Psoriatic arthritis inscription on a piece of paper

If you have psoriasis, you are already familiar with the effects that an auto-immune condition can have on your body. In the case of psoriasis, your immune system, designed to protect your body from any foreign invaders when working properly, is inaccurately seeing your skin as “foreign” and attacks by causing inflammation, leading to the skin lesions of psoriasis. That same inflammatory process causing the skin problems can also affect your musculoskeletal system resulting in inflammation of joints, tendons, and ligaments.

Symptoms of Psoriatic Arthritis

According to the National Psoriasis Foundation, one in three people with psoriasis will develop psoriatic arthritis.

How do you know if you might be one of them? Some common symptoms of psoriatic arthritis include:

  • Pain, stiffness, swelling, throbbing, or tenderness in one or more joints
  • Tenderness, pain, and swelling over tendons
  • Reduced range of motion
  • Fatigue and especially morning tiredness and stiffness
  • Nail changes such as separating from the nail bed or pitting
  • Redness or pain in the eye
  • Sausage digits”—the medical term for this is dactylitis, which means swelling of an entire finger or toe, including the joints, tendons, and ligaments.

It’s important to note that these symptoms can occur gradually or suddenly. They may be mild or severe and do not necessarily correlate to the severity of your psoriasis.

Talk to Your Doctor About Joint Discomfort

If you’ve noticed changes in how your joints feel or have any of the above symptoms, you’ll want to discuss them with your rheumatologist or the physician currently treating your psoriasis. Although there is no definitive diagnostic test for psoriatic arthritis, your doctor can arrive at a diagnosis through a combination of a physical examination, your medical history, and possibly through blood tests and imaging studies such as an MRI or X-rays.
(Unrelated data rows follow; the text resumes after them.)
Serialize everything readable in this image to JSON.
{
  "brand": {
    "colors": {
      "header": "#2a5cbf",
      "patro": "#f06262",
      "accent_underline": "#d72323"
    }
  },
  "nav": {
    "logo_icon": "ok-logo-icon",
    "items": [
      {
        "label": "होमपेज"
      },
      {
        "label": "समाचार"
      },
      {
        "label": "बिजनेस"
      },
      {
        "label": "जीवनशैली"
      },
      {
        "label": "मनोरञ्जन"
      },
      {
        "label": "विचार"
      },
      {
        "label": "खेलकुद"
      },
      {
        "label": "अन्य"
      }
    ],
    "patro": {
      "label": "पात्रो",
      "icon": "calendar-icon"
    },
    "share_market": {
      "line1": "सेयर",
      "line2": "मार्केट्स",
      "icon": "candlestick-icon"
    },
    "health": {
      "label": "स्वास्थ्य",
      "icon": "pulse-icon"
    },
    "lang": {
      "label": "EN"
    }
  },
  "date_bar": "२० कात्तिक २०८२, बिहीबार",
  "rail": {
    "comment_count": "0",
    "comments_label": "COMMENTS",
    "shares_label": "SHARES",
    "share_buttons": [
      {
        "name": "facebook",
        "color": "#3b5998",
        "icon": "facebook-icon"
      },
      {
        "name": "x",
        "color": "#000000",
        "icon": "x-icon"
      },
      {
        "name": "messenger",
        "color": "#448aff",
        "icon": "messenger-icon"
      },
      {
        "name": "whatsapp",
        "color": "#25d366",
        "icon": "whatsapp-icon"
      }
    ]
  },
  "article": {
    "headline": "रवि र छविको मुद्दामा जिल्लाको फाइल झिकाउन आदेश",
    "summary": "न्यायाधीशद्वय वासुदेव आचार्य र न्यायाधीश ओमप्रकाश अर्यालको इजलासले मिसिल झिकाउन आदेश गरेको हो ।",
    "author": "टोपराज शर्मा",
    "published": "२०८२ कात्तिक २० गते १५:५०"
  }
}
It’s important that you don’t put off getting potential symptoms of psoriatic arthritis evaluated and treated. Left untreated, this can permanently damage joints and tendons and cause long-term disability.